== Segment start ==

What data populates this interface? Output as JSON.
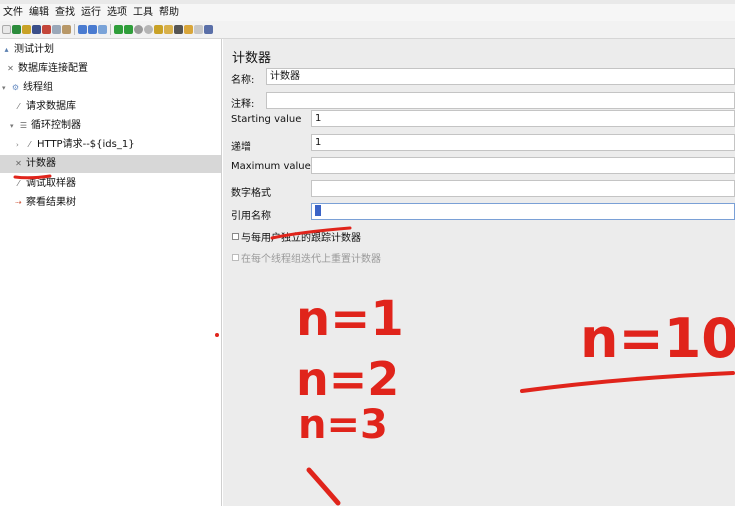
{
  "menu": [
    "文件",
    "编辑",
    "查找",
    "运行",
    "选项",
    "工具",
    "帮助"
  ],
  "toolbar_icons": [
    "new-icon",
    "templates-icon",
    "open-icon",
    "save-icon",
    "cut-icon",
    "copy-icon",
    "paste-icon",
    "expand-icon",
    "collapse-icon",
    "toggle-icon",
    "start-icon",
    "start-no-pause-icon",
    "stop-icon",
    "shutdown-icon",
    "remote-start-icon",
    "clear-icon",
    "clear-all-icon",
    "search-icon",
    "reset-search-icon",
    "function-helper-icon",
    "help-icon"
  ],
  "tree": {
    "items": [
      {
        "label": "测试计划",
        "icon": "test-plan-icon"
      },
      {
        "label": "数据库连接配置",
        "icon": "config-icon"
      },
      {
        "label": "线程组",
        "icon": "thread-group-icon"
      },
      {
        "label": "请求数据库",
        "icon": "sampler-icon"
      },
      {
        "label": "循环控制器",
        "icon": "loop-controller-icon"
      },
      {
        "label": "HTTP请求--${ids_1}",
        "icon": "sampler-icon"
      },
      {
        "label": "计数器",
        "icon": "counter-icon"
      },
      {
        "label": "调试取样器",
        "icon": "sampler-icon"
      },
      {
        "label": "察看结果树",
        "icon": "listener-icon"
      }
    ]
  },
  "panel": {
    "title": "计数器",
    "name_label": "名称:",
    "name_value": "计数器",
    "comment_label": "注释:",
    "comment_value": "",
    "start_label": "Starting value",
    "start_value": "1",
    "increment_label": "递增",
    "increment_value": "1",
    "max_label": "Maximum value",
    "max_value": "",
    "format_label": "数字格式",
    "format_value": "",
    "ref_label": "引用名称",
    "ref_value": "",
    "chk_per_user": "与每用户独立的跟踪计数器",
    "chk_reset": "在每个线程组迭代上重置计数器"
  },
  "annotations": {
    "n1": "n=1",
    "n2": "n=2",
    "n3": "n=3",
    "n10": "n=10",
    "ink_color": "#e0241b"
  },
  "colors": {
    "selection": "#d7d7d7",
    "panel_bg": "#ececec",
    "focus_border": "#7aa0d6"
  }
}
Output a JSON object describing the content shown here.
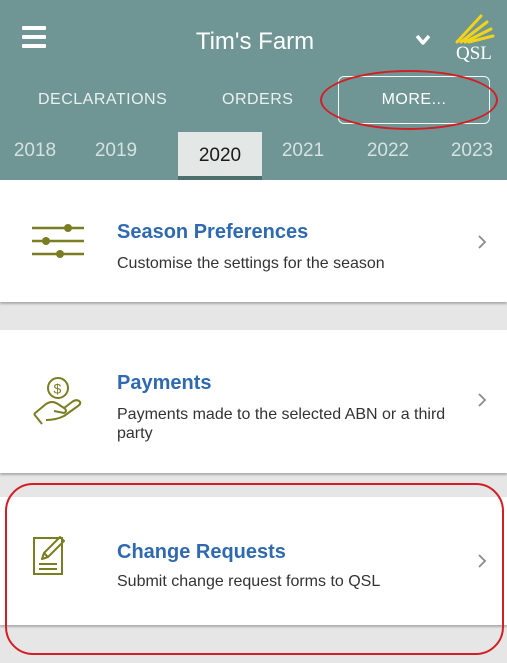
{
  "header": {
    "farm_name": "Tim's Farm",
    "logo_text": "QSL"
  },
  "nav": {
    "declarations": "DECLARATIONS",
    "orders": "ORDERS",
    "more": "MORE..."
  },
  "years": {
    "items": [
      "2018",
      "2019",
      "2020",
      "2021",
      "2022",
      "2023"
    ],
    "selected": "2020"
  },
  "cards": {
    "season": {
      "title": "Season Preferences",
      "description": "Customise the settings for the season"
    },
    "payments": {
      "title": "Payments",
      "description": "Payments made to the selected ABN or a third party"
    },
    "change": {
      "title": "Change Requests",
      "description": "Submit change request forms to QSL"
    }
  },
  "colors": {
    "header_bg": "#6f9694",
    "title_blue": "#2f6ab0",
    "icon_olive": "#7b7d22",
    "annotation_red": "#d21f25"
  }
}
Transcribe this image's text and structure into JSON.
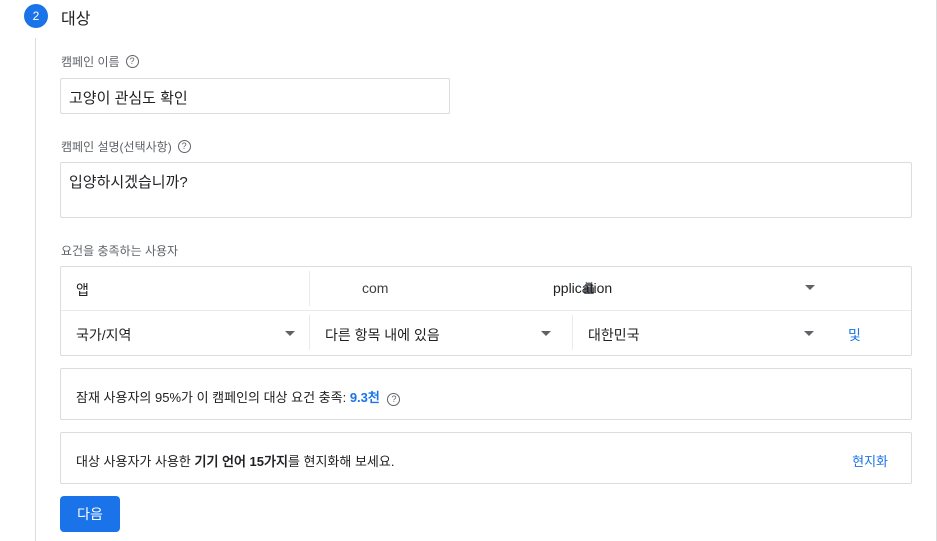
{
  "step": {
    "number": "2",
    "title": "대상"
  },
  "campaign_name": {
    "label": "캠페인 이름",
    "value": "고양이 관심도 확인"
  },
  "campaign_desc": {
    "label": "캠페인 설명(선택사항)",
    "value": "입양하시겠습니까?"
  },
  "audience": {
    "label": "요건을 충족하는 사용자",
    "row1": {
      "type": "앱",
      "app_prefix": "com",
      "app_suffix": "pplication"
    },
    "row2": {
      "field": "국가/지역",
      "operator": "다른 항목 내에 있음",
      "value": "대한민국",
      "and_label": "및"
    }
  },
  "estimate": {
    "prefix": "잠재 사용자의 95%가 이 캠페인의 대상 요건 충족: ",
    "count": "9.3천"
  },
  "localize": {
    "text_before": "대상 사용자가 사용한 ",
    "text_bold": "기기 언어 15가지",
    "text_after": "를 현지화해 보세요.",
    "action": "현지화"
  },
  "next_button": "다음",
  "help_glyph": "?"
}
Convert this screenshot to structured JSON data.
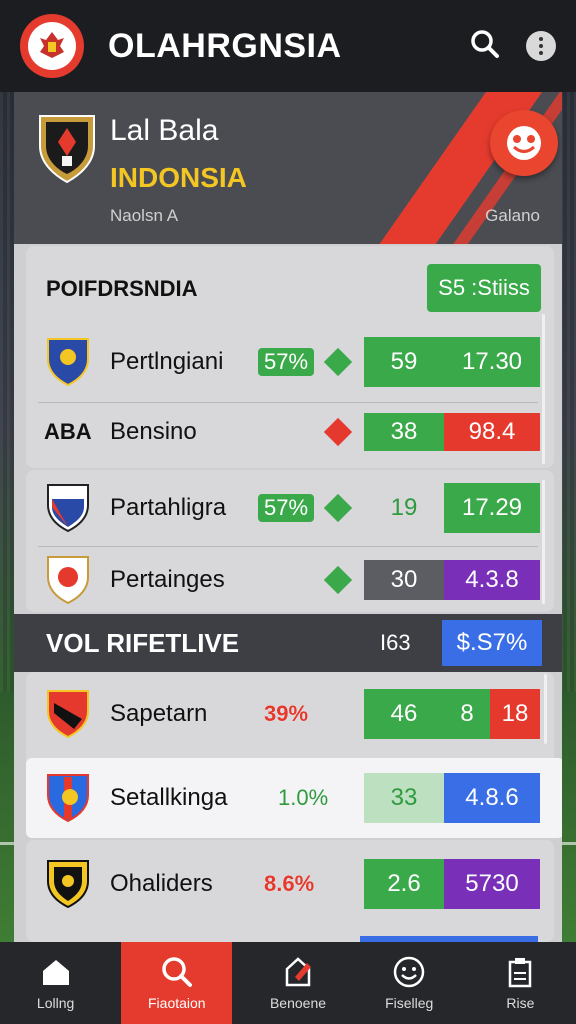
{
  "header": {
    "title": "OLAHRGNSIA",
    "search_icon": "search-icon",
    "menu_icon": "more-vertical-icon"
  },
  "hero": {
    "line1": "Lal Bala",
    "line2": "INDONSIA",
    "sub_left": "Naolsn A",
    "sub_right": "Galano",
    "accent": "#e53b2e",
    "highlight": "#f3c623"
  },
  "section1": {
    "title": "POIFDRSNDIA",
    "pill": "S5 :Stiiss",
    "rows": [
      {
        "name": "Pertlngiani",
        "pct": "57%",
        "trend": "up",
        "val1": "59",
        "val2": "17.30",
        "val2_color": "#3aa94a"
      },
      {
        "name": "Bensino",
        "label": "ABA",
        "pct": "",
        "trend": "down",
        "val1": "38",
        "val2": "98.4",
        "val2_color": "#e5392d"
      }
    ]
  },
  "section2": {
    "rows": [
      {
        "name": "Partahligra",
        "pct": "57%",
        "trend": "up",
        "val1": "19",
        "val2": "17.29",
        "val2_color": "#3aa94a"
      },
      {
        "name": "Pertainges",
        "pct": "",
        "trend": "up",
        "val1": "30",
        "val2": "4.3.8",
        "val2_color": "#7a2fb8"
      }
    ]
  },
  "live_band": {
    "title": "VOL RIFETLIVE",
    "count": "I63",
    "value": "$.S7%"
  },
  "section3": {
    "rows": [
      {
        "name": "Sapetarn",
        "pct": "39%",
        "val1": "46",
        "val2a": "8",
        "val2b": "18"
      },
      {
        "name": "Setallkinga",
        "pct": "1.0%",
        "val1": "33",
        "val2": "4.8.6"
      },
      {
        "name": "Ohaliders",
        "pct": "8.6%",
        "val1": "2.6",
        "val2": "5730"
      }
    ]
  },
  "nav": {
    "items": [
      {
        "label": "Lollng",
        "icon": "home-icon"
      },
      {
        "label": "Fiaotaion",
        "icon": "search-icon"
      },
      {
        "label": "Benoene",
        "icon": "edit-icon"
      },
      {
        "label": "Fiselleg",
        "icon": "smile-icon"
      },
      {
        "label": "Rise",
        "icon": "clipboard-icon"
      }
    ]
  }
}
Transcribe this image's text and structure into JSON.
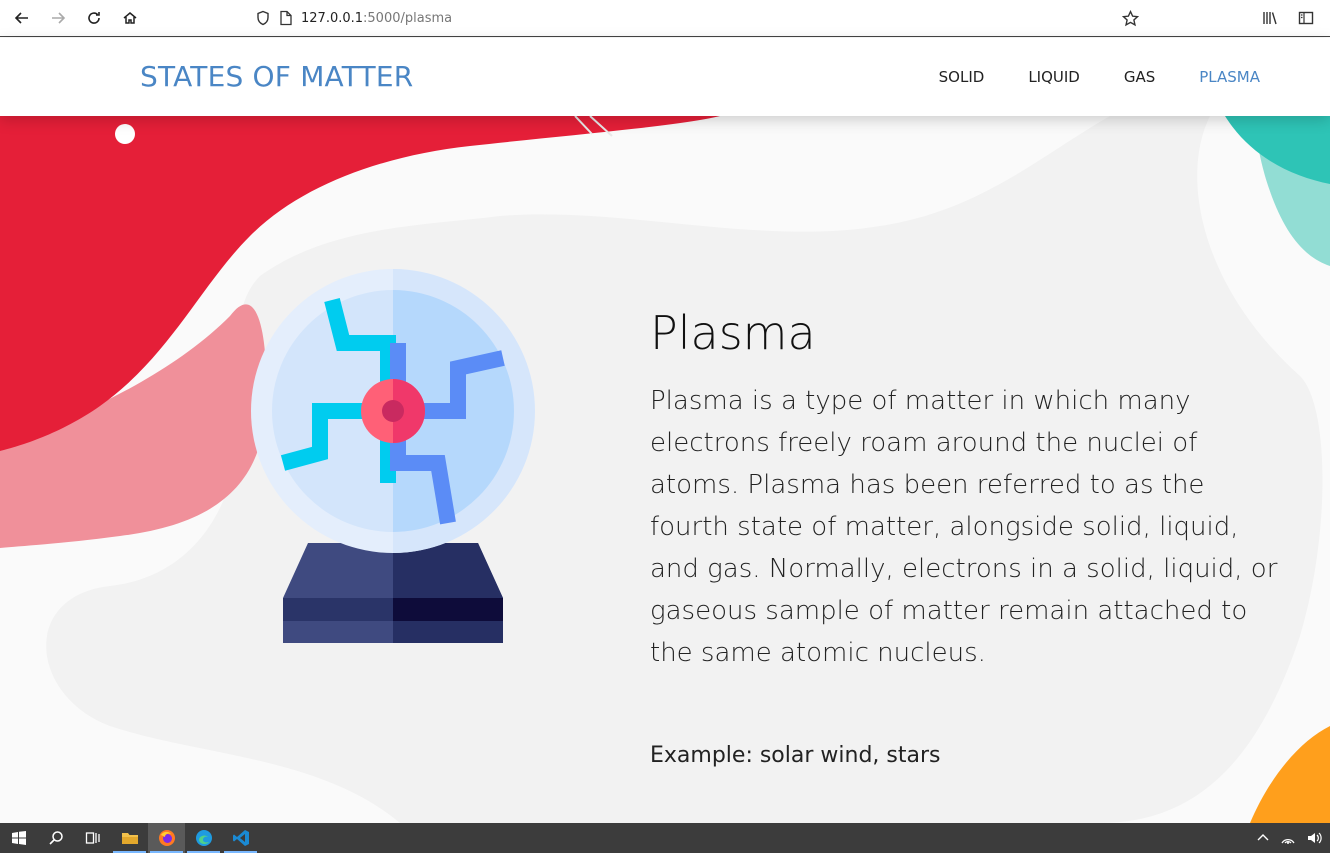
{
  "browser": {
    "url_host": "127.0.0.1",
    "url_path": ":5000/plasma"
  },
  "header": {
    "brand": "STATES OF MATTER",
    "nav": [
      "SOLID",
      "LIQUID",
      "GAS",
      "PLASMA"
    ],
    "active": "PLASMA"
  },
  "main": {
    "title": "Plasma",
    "description": "Plasma is a type of matter in which many electrons freely roam around the nuclei of atoms. Plasma has been referred to as the fourth state of matter, alongside solid, liquid, and gas. Normally, electrons in a solid, liquid, or gaseous sample of matter remain attached to the same atomic nucleus.",
    "example": "Example: solar wind, stars"
  },
  "colors": {
    "accent": "#4a86c5",
    "red_blob": "#e5203a",
    "pink_blob": "#f0909a",
    "teal_blob": "#2ec4b6",
    "orange_blob": "#ff9f1c"
  },
  "taskbar": {
    "apps": [
      "windows-start",
      "search",
      "task-view",
      "file-explorer",
      "firefox",
      "edge",
      "vscode"
    ]
  }
}
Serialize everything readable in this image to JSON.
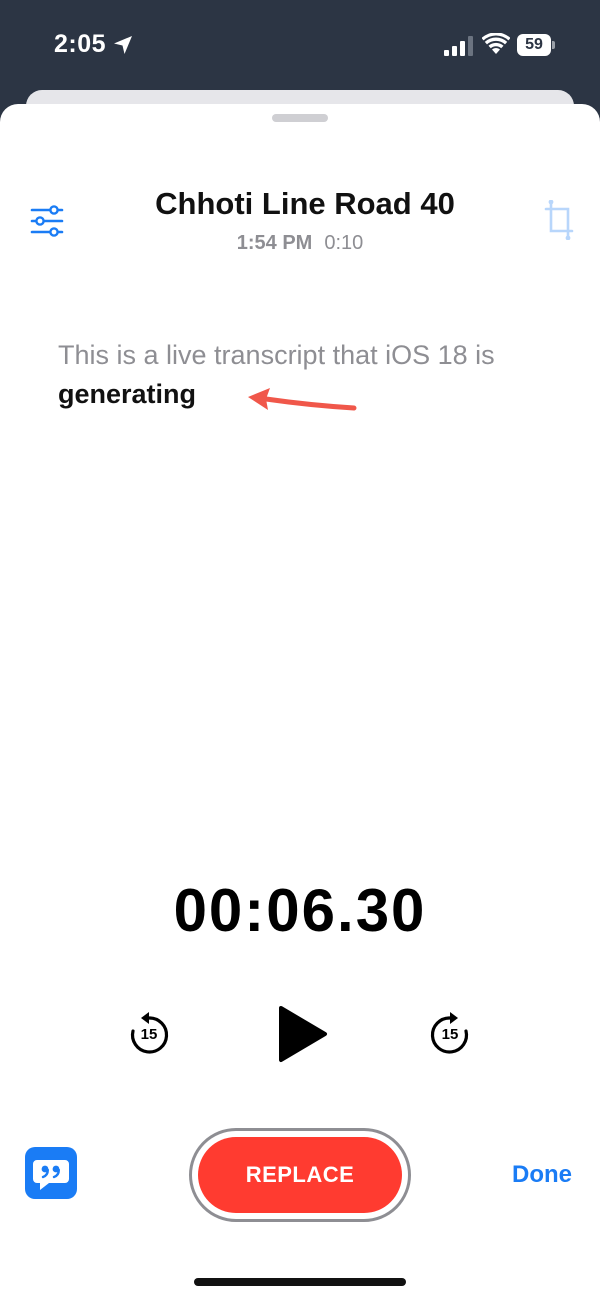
{
  "status_bar": {
    "time": "2:05",
    "battery": "59",
    "icons": [
      "location-icon",
      "signal-icon",
      "wifi-icon",
      "battery-icon"
    ]
  },
  "recording": {
    "title": "Chhoti Line Road 40",
    "recorded_at": "1:54 PM",
    "duration": "0:10"
  },
  "transcript": {
    "text": "This is a live transcript that iOS 18 is ",
    "current_word": "generating"
  },
  "player": {
    "elapsed": "00:06.30",
    "skip_back_label": "15",
    "skip_forward_label": "15",
    "icons": [
      "skip-back-15-icon",
      "play-icon",
      "skip-forward-15-icon"
    ]
  },
  "bottom_bar": {
    "replace_label": "REPLACE",
    "done_label": "Done",
    "icons": [
      "transcript-quote-icon"
    ]
  },
  "colors": {
    "accent_blue": "#1a7cf5",
    "record_red": "#ff3b30",
    "secondary_gray": "#8e8e93",
    "annotation_red": "#f0574a",
    "status_bar_bg": "#2c3544"
  }
}
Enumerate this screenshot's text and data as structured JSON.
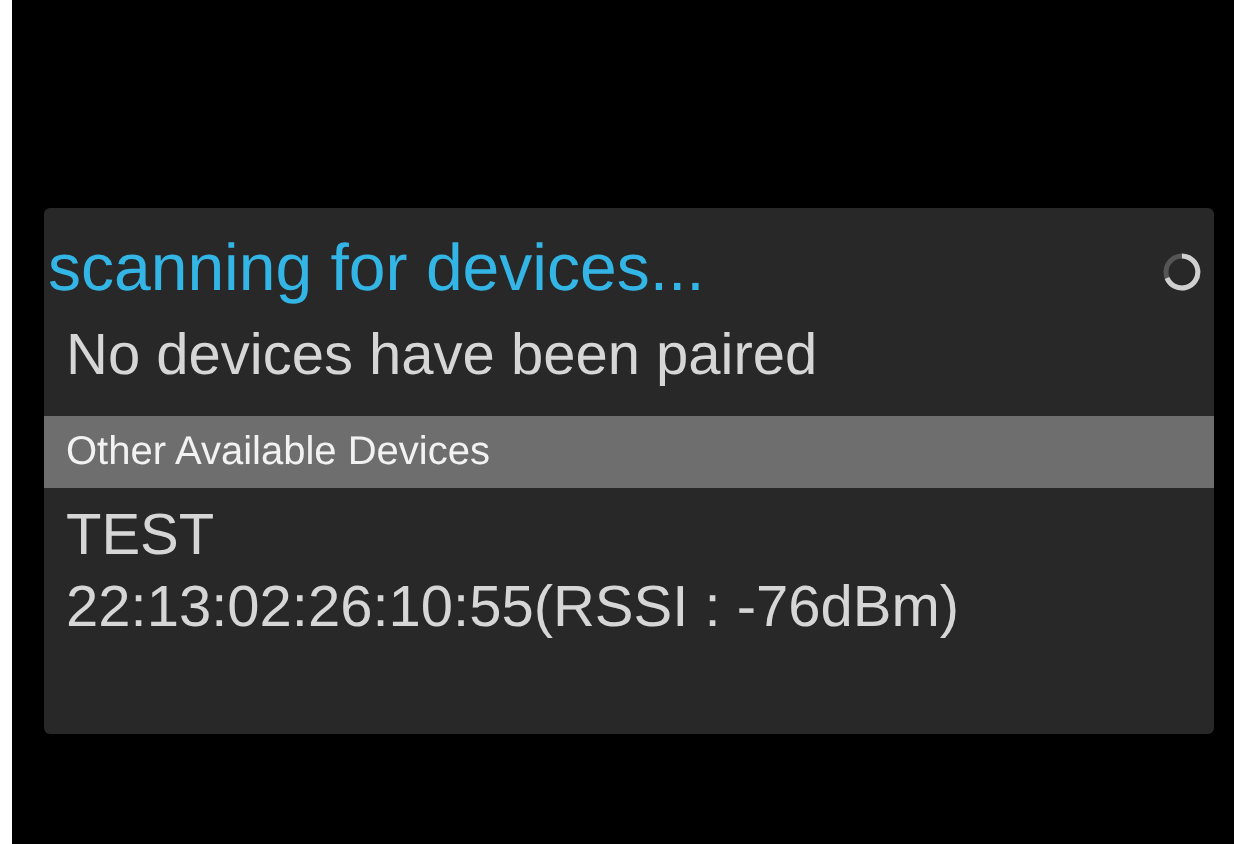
{
  "dialog": {
    "title": "scanning for devices...",
    "progress": {
      "kind": "spinner"
    }
  },
  "paired_message": "No devices have been paired",
  "section_header": "Other Available Devices",
  "devices": [
    {
      "name": "TEST",
      "address": "22:13:02:26:10:55(RSSI : -76dBm)"
    }
  ]
}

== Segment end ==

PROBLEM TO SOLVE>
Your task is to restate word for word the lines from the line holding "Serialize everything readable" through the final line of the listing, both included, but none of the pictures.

RESULT BELOW>
Serialize everything readable in this image to JSON.
{
  "status_bar": {
    "time": "2:05",
    "battery": "59",
    "icons": [
      "location-icon",
      "signal-icon",
      "wifi-icon",
      "battery-icon"
    ]
  },
  "recording": {
    "title": "Chhoti Line Road 40",
    "recorded_at": "1:54 PM",
    "duration": "0:10"
  },
  "transcript": {
    "text": "This is a live transcript that iOS 18 is ",
    "current_word": "generating"
  },
  "player": {
    "elapsed": "00:06.30",
    "skip_back_label": "15",
    "skip_forward_label": "15",
    "icons": [
      "skip-back-15-icon",
      "play-icon",
      "skip-forward-15-icon"
    ]
  },
  "bottom_bar": {
    "replace_label": "REPLACE",
    "done_label": "Done",
    "icons": [
      "transcript-quote-icon"
    ]
  },
  "colors": {
    "accent_blue": "#1a7cf5",
    "record_red": "#ff3b30",
    "secondary_gray": "#8e8e93",
    "annotation_red": "#f0574a",
    "status_bar_bg": "#2c3544"
  }
}
Enumerate this screenshot's text and data as structured JSON.
{
  "dialog": {
    "title": "scanning for devices...",
    "progress": {
      "kind": "spinner"
    }
  },
  "paired_message": "No devices have been paired",
  "section_header": "Other Available Devices",
  "devices": [
    {
      "name": "TEST",
      "address": "22:13:02:26:10:55(RSSI : -76dBm)"
    }
  ]
}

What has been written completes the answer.